## How to complete this task
The entries below are to be reproduced in full, exactly as written.

## Materials provided
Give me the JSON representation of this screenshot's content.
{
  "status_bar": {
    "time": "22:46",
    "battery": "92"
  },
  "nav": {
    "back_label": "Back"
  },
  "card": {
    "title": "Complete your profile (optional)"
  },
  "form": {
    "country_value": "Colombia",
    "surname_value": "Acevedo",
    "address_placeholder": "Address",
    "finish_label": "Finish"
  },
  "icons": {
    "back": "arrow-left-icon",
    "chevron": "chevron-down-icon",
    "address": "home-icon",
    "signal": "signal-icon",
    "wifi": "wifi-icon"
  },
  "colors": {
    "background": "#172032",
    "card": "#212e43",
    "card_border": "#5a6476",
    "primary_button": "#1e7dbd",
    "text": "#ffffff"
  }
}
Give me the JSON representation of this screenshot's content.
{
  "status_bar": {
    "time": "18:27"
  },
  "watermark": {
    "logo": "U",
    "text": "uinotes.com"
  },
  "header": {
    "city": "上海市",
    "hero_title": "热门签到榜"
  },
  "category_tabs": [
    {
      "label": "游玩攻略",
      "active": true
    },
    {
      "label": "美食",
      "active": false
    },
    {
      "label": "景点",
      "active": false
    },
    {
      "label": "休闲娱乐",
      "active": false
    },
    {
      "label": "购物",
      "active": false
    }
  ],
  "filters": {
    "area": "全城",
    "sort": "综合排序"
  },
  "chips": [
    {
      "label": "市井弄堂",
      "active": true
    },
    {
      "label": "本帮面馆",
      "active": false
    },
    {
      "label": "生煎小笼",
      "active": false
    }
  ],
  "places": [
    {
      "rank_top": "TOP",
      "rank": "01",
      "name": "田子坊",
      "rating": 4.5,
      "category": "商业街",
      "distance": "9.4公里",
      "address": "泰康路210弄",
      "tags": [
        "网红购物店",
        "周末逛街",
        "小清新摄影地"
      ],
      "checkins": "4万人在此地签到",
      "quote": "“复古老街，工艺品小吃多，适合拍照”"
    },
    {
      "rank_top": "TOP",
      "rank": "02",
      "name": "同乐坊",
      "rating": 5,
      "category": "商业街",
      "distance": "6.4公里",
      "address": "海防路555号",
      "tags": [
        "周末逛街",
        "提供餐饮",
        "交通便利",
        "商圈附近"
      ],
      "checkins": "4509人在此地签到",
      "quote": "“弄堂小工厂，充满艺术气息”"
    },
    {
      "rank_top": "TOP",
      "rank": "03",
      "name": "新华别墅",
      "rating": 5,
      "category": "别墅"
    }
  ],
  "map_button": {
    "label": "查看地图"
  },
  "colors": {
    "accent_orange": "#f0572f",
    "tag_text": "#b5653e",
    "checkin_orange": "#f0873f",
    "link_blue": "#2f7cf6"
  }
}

## Response area
Give me the JSON representation of this screenshot's content.
{
  "status_bar": {
    "time": "22:46",
    "battery": "92"
  },
  "nav": {
    "back_label": "Back"
  },
  "card": {
    "title": "Complete your profile (optional)"
  },
  "form": {
    "country_value": "Colombia",
    "surname_value": "Acevedo",
    "address_placeholder": "Address",
    "finish_label": "Finish"
  },
  "icons": {
    "back": "arrow-left-icon",
    "chevron": "chevron-down-icon",
    "address": "home-icon",
    "signal": "signal-icon",
    "wifi": "wifi-icon"
  },
  "colors": {
    "background": "#172032",
    "card": "#212e43",
    "card_border": "#5a6476",
    "primary_button": "#1e7dbd",
    "text": "#ffffff"
  }
}
Give me the JSON representation of this screenshot's content.
{
  "status_bar": {
    "time": "18:27"
  },
  "watermark": {
    "logo": "U",
    "text": "uinotes.com"
  },
  "header": {
    "city": "上海市",
    "hero_title": "热门签到榜"
  },
  "category_tabs": [
    {
      "label": "游玩攻略",
      "active": true
    },
    {
      "label": "美食",
      "active": false
    },
    {
      "label": "景点",
      "active": false
    },
    {
      "label": "休闲娱乐",
      "active": false
    },
    {
      "label": "购物",
      "active": false
    }
  ],
  "filters": {
    "area": "全城",
    "sort": "综合排序"
  },
  "chips": [
    {
      "label": "市井弄堂",
      "active": true
    },
    {
      "label": "本帮面馆",
      "active": false
    },
    {
      "label": "生煎小笼",
      "active": false
    }
  ],
  "places": [
    {
      "rank_top": "TOP",
      "rank": "01",
      "name": "田子坊",
      "rating": 4.5,
      "category": "商业街",
      "distance": "9.4公里",
      "address": "泰康路210弄",
      "tags": [
        "网红购物店",
        "周末逛街",
        "小清新摄影地"
      ],
      "checkins": "4万人在此地签到",
      "quote": "“复古老街，工艺品小吃多，适合拍照”"
    },
    {
      "rank_top": "TOP",
      "rank": "02",
      "name": "同乐坊",
      "rating": 5,
      "category": "商业街",
      "distance": "6.4公里",
      "address": "海防路555号",
      "tags": [
        "周末逛街",
        "提供餐饮",
        "交通便利",
        "商圈附近"
      ],
      "checkins": "4509人在此地签到",
      "quote": "“弄堂小工厂，充满艺术气息”"
    },
    {
      "rank_top": "TOP",
      "rank": "03",
      "name": "新华别墅",
      "rating": 5,
      "category": "别墅"
    }
  ],
  "map_button": {
    "label": "查看地图"
  },
  "colors": {
    "accent_orange": "#f0572f",
    "tag_text": "#b5653e",
    "checkin_orange": "#f0873f",
    "link_blue": "#2f7cf6"
  }
}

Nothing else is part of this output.